» Jan Campbell, executive director, Domestic Violence Solutions
Mission: Domestic Violence Solutions provides safety, shelter and support for families and individuals affected by domestic violence and collaborates with community partners to raise awareness regarding the cause, prevalence and impact.
Its administrative office is open and conducting business as usual. However, some services have been reduced or changed. It’s not accepting new clients in the Santa Barbara shelter, but instead is transporting them to its Santa Maria facility.
“We are using telehealth now for our case management, and it is working very well,” Campbell said. “Our clients suffer from trauma, so we are trying to keep them as calm and normalized as possible. I am also working diligently to keep our staff upbeat during these trying times.”
Campbell reported that the Goleta Chamber of Commerce has been very helpful by providing hotel vouchers and connections. Other supporters have included the county, the cities, and the consortium of funders led by the Santa Barbara Foundation, United Way and the Hutton Parker Foundation. These agencies have provided critical financial support for general operating expenses.
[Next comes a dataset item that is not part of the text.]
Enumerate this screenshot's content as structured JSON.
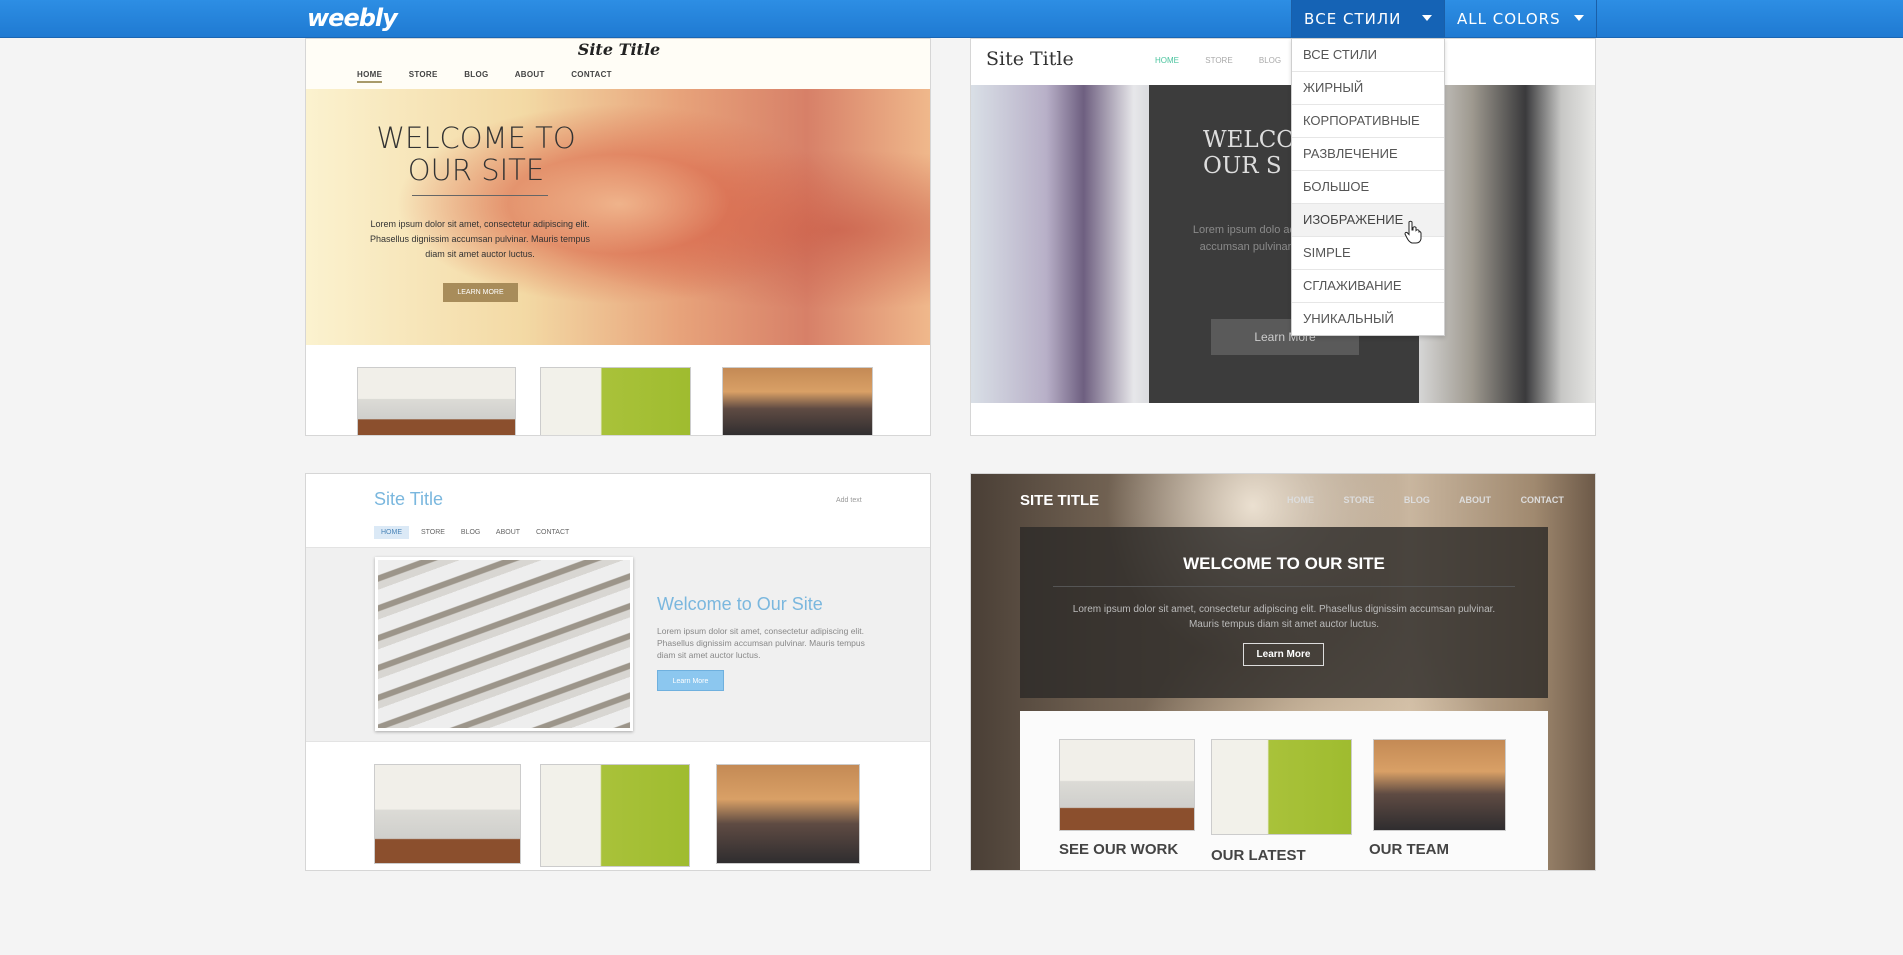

» Lisa Brabo, Ph.D., executive director, Family Service Agency
Mission: Providing hope, strength and stability to Santa Barbara County children, families and seniors.
“FSA’s core services for families and seniors — basic needs assistance and mental health counseling — are needed by even more community members during this crisis and will continue throughout,” Brabo said. “We are providing most assistance via telephone and video now in order to safeguard everyone’s health and safety. We provide in-person assistance when essential, such as for food distribution.
“We are partnering with the Foodbank to increase emergency food distribution, and assisting with cash and other basic needs assistance for community members. We are also continuing our mental health counseling for students even though schools are closed, and are also providing mental health counseling and support for individuals, families and seniors during this very stressful time.”
FSA’s primary challenge is keeping the agency adequately funded during this crisis, since even more people need its help. The agency doesn’t have a lot of reserves, so it is being very careful about its financial and service decisions, according to Brabo.
For example, given the situation, it is difficult to meet all of its existing contract deliverables, and in some cases the deliverables are not workable during the crisis. It has been asking for flexibility with its contracts in order to continue services in the ways they are needed now.
It has been successful in almost all of the negotiations.
Brabo makes a point of communicating frequently with staff so that they are updated on all that is occurring and have the opportunity to ask questions and talk through concerns.
She is also emphasizing self-care during this stressful time and supporting staff in learning the new skills so they can work effectively as they provide services remotely.
When I asked Brabo what advice she has for other nonprofits, she said, “Persist. Be creative. People are counting on us.”
— Dr. Cynder Sinclair is a consultant to nonprofits and founder and CEO of Nonprofit Kinect. She has been successfully leading nonprofits for 30 years and holds a doctorate in organizational management. To read her blog, click here. To read her previous articles, click here. She can be contacted at 805.689.2137 or email@example.com. The opinions expressed are her own.